You call something that’s annoying you a “pain-in-the-neck” for a reason. Neck pain is the worst. It completely consumes you and can take you out of the game entirely, especially if you can’t turn your head. So here are some neck pain relief exercises (and stretches) whether you’re recovering from neck pain or just want to prevent it. And remember… don’t do any of these exercises unless your doctor says it’s ok, and you don’t have severe neck pain or weakness in your hands or arms. Also, stop exercising immediately if any of this pain starts to occur. (source)
- Neck Tilts

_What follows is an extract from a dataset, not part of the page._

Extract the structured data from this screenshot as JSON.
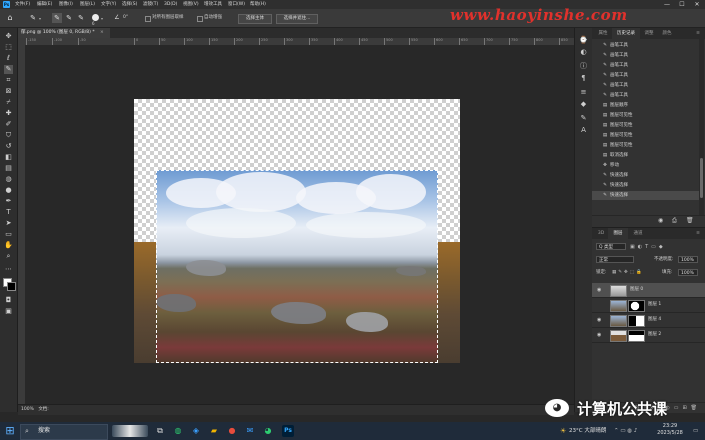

Front tilt. This is a great exercise to begin with that warms up and stretches your neck.
- From a sitting or standing position, look forward, and tilt your head down so your chin touches your chest.
- Hold your chin there for 5 seconds.
- Lift your head and repeat this 5 times.
Side to side tilt.
- Looking forward again, tilt your head to one shoulder, leading with your ear.
- Tilt slightly only until you feel a stretch the opposite side of your neck—not until you feel discomfort.
- Hold the stretch for 5 seconds.
- Lift your head and repeat this 5 times on each side.
Neck tilts can be done anywhere… on the couch or when you’re stopped in your car at a traffic light. Do these throughout the day as well as before the next exercises to keep your neck loose and release tension.
- Seated Clasping Neck Stretch
Once you’ve begun to warm up your neck muscles with the neck tilts above, this will give you a deeper stretch for the back of your neck and upper spine.
- While seated in a chair, clasp your hands and bring both palms to the back of your head.
- Sit with a tall spine and ground your hips firmly to your seat.
- Gently pull your chin down to your chest and away from your shoulders.
- Hold here for at least 30 seconds, and then slowly lift your head up and release your hands.
- Do this 1-3 times.
- Quadruped T-Spine Rotation
This exercise/stretch addresses your mid and lower spine. You should also feel this stretch in your shoulders, which are also good points of tension relief for your neck.
- Get on all fours and place your hands shoulder-width apart with your elbows slightly bent and your knees hip-width apart.
- Put one hand behind your head and then lift your bent elbow and head up to the side, looking up slightly and opening up your body.
- Lower your bent elbow and head.
- It’s important that your elbow and head move together in one continuous movement (i.e. your head isn’t turning at a faster rate than your elbow is moving).
- Repeat this movement 10-20 times on each side.
- Front Plank on Table
According to Harvard Medical School, it’s important to focus on your core if you want to relieve and prevent neck pain. "If your core muscles aren't strong, your neck and shoulder muscles will be overworked," Dr. Kotler says. "Once you strengthen your core muscles, everything falls into line a little better." she explains. Here is a recommended core exercise to help support your spine and neck.
- Stand facing a table that is roughly waist-high with your feet together.
- Tighten your stomach muscles and lower your upper-body weight onto your forearms on the table.
- Clasp your hands together and align your shoulders directly over your elbows.
- Lift your heels so that you’re standing on the balls of your feet, and you’re back is straight. Hold this for 15 to 60 seconds.
- Straight Leg Raises
We’re stealing this one from a previous blog post. This exercise also helps strengthen your core.
- Sit in a chair with your legs bent at a 90-degree angle in front of you with your feet flat on the ground.
- Straighten your left leg with both knees next to each other and your left foot now off the ground.
- Raise your left leg a little more, still straightened, just 1-3 inches up for a few seconds and then bring your left heal slowly back to the ground.
- Repeat this leg raise about 10-20 times, depending on your comfort level.
- For a more intense exercise, leave your foot raised between each lift.
- Repeat with your right leg.
- Do the entire cycle 1-2 more times.
This exercise may be challenging, but it should not cause pain in your hip or knee. If it does, see your physical therapist or doctor.
Do these neck stretches and exercises a few times per week, and you should start noticing more mobility and relief from your neck pain.
And remember, muscle stretches and exercises are just part of the equation when it comes to pain relief. Using Pulsed Electromagnetic Field (PEMF) therapy, Oska Pulse is clinically proven to reduce inflammation, increase circulation, improve mobility and relieve pain. You can strap it on or near your point of pain while you're working, exercising, or doing many of the activities that you love. Click here to try it out!